Given records:
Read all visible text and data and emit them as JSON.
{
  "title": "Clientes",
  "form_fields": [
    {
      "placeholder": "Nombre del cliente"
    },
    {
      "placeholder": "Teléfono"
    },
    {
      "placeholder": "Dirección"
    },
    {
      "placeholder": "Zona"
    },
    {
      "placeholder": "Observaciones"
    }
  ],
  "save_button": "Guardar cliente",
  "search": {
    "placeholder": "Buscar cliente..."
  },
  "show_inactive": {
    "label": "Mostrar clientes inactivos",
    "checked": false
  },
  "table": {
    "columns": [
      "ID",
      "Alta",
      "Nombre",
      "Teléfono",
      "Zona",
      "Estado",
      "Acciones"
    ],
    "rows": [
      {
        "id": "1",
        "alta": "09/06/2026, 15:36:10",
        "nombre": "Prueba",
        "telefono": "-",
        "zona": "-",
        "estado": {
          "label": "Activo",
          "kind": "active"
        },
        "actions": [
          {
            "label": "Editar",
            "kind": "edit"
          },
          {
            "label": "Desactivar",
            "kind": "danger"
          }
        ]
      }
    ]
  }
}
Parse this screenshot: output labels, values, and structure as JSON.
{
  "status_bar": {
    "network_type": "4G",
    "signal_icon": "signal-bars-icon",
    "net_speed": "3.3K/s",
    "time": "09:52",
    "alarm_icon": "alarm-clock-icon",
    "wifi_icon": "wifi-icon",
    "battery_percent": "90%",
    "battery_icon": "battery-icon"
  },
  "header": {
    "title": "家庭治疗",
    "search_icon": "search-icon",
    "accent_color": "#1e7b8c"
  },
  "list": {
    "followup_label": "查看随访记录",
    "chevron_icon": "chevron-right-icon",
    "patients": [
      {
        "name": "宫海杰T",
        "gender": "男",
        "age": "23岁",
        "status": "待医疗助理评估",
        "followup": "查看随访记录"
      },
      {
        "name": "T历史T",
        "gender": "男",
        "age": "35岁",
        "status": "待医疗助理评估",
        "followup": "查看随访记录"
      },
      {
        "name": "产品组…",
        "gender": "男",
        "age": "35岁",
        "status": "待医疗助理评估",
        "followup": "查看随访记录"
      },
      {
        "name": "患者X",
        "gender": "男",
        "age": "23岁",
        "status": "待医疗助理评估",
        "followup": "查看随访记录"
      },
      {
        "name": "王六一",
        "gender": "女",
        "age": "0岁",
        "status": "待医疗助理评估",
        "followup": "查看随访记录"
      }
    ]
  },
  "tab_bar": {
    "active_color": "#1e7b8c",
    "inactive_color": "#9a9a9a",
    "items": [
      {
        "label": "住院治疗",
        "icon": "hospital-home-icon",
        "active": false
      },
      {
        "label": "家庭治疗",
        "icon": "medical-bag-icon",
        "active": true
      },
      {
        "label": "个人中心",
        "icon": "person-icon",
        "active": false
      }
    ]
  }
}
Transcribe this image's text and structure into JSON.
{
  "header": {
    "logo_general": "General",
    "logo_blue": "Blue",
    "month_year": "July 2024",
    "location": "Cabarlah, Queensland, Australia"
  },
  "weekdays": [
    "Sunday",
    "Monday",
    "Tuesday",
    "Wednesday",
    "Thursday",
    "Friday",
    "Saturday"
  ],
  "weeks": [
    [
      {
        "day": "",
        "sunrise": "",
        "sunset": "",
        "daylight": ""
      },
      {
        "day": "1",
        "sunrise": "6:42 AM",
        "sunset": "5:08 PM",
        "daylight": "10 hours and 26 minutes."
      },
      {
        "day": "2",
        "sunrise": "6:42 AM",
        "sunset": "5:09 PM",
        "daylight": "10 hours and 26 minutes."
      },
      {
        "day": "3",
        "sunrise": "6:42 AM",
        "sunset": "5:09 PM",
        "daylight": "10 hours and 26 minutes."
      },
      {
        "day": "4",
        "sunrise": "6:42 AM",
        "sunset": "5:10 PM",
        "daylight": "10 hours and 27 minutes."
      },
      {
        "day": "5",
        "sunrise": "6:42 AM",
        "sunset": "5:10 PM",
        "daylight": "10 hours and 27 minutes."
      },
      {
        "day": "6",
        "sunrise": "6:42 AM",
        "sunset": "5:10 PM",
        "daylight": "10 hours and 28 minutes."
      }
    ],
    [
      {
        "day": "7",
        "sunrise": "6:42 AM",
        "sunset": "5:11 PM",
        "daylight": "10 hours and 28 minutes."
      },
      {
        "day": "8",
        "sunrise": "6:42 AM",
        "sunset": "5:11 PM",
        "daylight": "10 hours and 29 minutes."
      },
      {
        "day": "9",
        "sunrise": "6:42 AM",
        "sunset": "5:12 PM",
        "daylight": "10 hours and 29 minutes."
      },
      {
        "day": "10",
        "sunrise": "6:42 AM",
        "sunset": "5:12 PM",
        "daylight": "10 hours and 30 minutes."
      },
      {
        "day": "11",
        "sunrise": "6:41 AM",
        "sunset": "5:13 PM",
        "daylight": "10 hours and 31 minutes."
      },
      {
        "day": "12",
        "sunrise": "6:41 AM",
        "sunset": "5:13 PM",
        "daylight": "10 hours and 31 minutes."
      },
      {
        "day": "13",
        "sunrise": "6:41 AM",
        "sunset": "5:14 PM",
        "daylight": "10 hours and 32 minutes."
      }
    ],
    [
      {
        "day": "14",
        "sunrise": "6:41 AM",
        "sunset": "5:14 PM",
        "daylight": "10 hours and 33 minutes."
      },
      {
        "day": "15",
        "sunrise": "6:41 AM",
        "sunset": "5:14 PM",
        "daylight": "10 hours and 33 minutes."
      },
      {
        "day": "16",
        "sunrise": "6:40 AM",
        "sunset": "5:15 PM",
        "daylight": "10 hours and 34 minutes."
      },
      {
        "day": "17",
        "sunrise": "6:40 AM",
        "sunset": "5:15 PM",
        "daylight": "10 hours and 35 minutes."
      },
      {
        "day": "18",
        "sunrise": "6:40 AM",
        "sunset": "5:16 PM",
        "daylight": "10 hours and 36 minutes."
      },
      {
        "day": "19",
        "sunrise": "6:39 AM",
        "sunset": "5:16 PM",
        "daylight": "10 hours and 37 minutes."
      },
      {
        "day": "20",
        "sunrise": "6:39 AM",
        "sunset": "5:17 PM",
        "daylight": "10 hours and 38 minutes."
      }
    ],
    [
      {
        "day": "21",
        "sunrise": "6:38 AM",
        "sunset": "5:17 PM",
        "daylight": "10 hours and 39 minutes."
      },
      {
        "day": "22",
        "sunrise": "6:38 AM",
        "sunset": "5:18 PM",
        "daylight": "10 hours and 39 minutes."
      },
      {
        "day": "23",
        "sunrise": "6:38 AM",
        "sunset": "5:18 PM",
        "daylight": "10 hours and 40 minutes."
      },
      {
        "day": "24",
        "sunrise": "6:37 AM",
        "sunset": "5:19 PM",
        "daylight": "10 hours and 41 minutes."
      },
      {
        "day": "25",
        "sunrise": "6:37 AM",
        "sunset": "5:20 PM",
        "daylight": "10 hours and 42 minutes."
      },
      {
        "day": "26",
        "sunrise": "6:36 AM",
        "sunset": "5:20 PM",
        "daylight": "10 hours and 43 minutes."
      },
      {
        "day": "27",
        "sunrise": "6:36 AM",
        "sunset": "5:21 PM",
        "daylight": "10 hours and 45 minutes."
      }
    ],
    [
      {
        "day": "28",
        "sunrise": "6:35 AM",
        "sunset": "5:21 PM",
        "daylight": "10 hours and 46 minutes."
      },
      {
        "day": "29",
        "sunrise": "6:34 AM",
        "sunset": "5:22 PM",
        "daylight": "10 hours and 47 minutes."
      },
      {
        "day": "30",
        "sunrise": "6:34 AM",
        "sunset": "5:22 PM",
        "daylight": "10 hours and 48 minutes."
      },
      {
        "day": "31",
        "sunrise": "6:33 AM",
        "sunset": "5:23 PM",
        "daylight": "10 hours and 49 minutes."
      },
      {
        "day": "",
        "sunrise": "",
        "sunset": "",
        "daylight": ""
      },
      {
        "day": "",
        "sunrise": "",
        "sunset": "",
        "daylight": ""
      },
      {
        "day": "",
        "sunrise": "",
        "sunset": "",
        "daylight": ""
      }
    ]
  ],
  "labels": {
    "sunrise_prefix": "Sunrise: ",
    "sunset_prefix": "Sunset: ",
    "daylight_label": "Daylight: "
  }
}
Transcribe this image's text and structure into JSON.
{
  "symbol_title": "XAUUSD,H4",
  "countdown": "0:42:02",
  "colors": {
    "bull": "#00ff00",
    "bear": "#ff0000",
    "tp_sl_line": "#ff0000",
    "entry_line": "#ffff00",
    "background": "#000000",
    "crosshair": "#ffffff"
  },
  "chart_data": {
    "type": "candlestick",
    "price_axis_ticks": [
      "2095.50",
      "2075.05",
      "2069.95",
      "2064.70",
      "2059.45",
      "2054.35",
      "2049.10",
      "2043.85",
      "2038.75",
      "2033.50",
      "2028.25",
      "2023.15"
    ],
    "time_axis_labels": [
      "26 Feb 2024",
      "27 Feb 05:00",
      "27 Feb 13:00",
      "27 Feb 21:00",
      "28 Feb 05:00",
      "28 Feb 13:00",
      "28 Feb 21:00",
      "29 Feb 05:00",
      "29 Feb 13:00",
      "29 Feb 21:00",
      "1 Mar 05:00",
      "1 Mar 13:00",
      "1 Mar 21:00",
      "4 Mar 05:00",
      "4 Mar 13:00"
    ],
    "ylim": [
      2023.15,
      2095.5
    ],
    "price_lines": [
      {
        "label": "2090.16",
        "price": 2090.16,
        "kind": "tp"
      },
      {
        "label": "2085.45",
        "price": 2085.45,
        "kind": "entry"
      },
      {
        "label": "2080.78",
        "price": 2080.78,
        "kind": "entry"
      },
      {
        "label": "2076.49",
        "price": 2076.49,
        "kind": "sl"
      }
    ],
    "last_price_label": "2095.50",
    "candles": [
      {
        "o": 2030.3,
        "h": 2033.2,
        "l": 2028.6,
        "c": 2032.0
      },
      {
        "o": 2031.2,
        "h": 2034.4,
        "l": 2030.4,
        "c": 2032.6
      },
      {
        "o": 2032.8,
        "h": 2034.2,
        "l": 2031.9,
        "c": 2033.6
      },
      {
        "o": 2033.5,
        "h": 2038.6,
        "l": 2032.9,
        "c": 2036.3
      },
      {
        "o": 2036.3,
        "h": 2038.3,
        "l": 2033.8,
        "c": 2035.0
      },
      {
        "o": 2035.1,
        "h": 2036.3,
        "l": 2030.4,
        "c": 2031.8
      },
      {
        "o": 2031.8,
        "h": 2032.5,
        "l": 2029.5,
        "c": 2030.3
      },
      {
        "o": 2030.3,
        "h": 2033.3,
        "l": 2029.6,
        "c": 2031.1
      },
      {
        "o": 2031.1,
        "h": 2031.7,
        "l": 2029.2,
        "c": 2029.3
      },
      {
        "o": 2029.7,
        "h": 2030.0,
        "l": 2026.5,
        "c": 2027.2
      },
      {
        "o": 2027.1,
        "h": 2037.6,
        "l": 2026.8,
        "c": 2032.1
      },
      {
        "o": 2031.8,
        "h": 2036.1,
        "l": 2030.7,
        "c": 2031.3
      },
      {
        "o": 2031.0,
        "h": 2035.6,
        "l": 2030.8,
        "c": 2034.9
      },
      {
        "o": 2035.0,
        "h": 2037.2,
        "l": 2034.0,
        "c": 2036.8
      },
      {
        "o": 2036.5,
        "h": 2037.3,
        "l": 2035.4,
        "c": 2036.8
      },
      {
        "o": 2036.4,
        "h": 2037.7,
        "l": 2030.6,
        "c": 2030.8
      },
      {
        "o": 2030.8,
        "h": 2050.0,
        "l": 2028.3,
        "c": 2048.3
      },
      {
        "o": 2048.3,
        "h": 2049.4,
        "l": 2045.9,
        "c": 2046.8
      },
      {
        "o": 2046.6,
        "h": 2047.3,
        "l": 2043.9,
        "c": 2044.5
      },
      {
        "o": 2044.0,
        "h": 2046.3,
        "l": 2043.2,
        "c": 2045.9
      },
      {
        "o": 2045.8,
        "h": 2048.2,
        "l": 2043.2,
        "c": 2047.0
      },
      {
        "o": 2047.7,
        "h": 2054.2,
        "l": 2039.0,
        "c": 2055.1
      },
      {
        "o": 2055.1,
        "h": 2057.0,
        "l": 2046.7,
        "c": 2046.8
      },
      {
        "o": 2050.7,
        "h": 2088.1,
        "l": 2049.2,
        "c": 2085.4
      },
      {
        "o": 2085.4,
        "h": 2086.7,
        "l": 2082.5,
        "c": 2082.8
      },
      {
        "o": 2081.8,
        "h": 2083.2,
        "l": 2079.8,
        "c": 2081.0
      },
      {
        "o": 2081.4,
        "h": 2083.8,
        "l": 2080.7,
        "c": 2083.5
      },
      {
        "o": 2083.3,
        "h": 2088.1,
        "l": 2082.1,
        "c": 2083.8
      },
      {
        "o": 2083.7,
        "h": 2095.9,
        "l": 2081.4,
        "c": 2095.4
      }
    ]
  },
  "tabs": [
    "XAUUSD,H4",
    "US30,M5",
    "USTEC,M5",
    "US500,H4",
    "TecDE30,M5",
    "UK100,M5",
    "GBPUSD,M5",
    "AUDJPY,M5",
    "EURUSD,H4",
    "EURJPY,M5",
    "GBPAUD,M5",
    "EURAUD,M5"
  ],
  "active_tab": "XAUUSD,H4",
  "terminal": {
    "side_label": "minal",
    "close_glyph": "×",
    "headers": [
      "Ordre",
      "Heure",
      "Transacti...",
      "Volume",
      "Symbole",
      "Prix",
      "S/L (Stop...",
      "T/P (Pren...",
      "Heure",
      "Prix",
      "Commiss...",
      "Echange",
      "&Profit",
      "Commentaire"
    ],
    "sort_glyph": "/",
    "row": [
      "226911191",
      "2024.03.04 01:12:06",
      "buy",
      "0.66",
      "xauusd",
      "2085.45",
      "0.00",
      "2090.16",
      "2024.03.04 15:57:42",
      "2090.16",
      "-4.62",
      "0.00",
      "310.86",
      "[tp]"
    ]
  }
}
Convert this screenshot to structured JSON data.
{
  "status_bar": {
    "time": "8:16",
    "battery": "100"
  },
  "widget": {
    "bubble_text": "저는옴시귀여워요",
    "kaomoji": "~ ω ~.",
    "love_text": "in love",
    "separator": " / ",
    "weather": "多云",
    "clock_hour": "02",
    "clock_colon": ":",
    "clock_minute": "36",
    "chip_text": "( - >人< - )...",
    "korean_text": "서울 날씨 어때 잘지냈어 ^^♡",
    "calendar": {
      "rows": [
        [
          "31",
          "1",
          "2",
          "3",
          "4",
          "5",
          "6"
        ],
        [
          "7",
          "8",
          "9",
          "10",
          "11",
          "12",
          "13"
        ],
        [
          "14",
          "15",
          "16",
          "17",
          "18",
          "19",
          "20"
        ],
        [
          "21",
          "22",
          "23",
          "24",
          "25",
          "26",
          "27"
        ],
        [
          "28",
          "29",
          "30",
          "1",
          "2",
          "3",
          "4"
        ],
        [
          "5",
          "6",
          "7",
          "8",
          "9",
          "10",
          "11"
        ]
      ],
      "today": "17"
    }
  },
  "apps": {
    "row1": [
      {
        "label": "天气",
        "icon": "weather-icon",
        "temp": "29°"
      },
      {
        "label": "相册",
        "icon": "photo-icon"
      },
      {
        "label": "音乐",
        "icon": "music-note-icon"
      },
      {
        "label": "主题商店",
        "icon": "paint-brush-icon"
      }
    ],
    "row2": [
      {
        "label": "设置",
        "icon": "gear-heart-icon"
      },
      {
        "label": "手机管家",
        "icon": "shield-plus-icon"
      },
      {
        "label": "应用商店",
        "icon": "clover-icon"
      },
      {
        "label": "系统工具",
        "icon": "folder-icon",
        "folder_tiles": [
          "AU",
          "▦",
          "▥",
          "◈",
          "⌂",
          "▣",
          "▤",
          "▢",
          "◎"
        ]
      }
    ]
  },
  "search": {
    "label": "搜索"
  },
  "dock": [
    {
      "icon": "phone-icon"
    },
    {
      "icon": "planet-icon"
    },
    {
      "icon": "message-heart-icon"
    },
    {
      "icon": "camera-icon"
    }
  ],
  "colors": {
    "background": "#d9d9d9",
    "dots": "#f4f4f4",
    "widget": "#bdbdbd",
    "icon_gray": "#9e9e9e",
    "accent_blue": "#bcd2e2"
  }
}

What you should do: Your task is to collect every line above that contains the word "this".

Answer:
Parse this screenshot: output labels, values, and structure as JSON.
Transcribe this image's text and structure into JSON.
Transcribe this image's text and structure into JSON.
Convert this screenshot to structured JSON data.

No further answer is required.